Gather each line of the entries below that includes "Vehicles".

#### Data in this exercise ####

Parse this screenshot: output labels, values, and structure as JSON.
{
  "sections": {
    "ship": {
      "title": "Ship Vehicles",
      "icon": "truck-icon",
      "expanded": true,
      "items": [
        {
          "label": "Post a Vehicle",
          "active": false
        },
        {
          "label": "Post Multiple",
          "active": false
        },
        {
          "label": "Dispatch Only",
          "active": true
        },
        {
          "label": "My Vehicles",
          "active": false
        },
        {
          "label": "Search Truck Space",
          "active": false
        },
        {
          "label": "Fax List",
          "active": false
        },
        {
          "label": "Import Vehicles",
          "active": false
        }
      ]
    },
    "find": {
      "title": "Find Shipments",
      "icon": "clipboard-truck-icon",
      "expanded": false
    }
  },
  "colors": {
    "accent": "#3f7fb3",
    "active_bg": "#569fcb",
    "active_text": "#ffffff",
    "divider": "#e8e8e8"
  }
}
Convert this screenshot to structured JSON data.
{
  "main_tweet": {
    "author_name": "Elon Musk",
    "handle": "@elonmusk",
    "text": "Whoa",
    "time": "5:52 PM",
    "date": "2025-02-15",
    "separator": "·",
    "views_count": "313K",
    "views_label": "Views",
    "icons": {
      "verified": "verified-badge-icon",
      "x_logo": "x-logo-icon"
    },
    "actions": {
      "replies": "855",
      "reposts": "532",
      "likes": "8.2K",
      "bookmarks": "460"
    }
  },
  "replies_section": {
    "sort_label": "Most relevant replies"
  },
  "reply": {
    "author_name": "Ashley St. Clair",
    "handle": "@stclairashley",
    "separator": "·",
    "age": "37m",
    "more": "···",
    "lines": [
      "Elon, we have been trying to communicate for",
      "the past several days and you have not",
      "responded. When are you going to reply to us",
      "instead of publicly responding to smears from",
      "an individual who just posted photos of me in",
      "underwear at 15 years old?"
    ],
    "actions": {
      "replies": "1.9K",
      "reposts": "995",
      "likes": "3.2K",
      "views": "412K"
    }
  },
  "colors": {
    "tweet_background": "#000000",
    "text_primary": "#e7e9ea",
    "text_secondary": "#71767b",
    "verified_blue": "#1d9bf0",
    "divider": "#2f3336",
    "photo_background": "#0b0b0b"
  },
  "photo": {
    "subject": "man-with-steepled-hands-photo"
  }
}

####

Result for this exercise —
      "title": "Ship Vehicles",
          "label": "My Vehicles",
          "label": "Import Vehicles",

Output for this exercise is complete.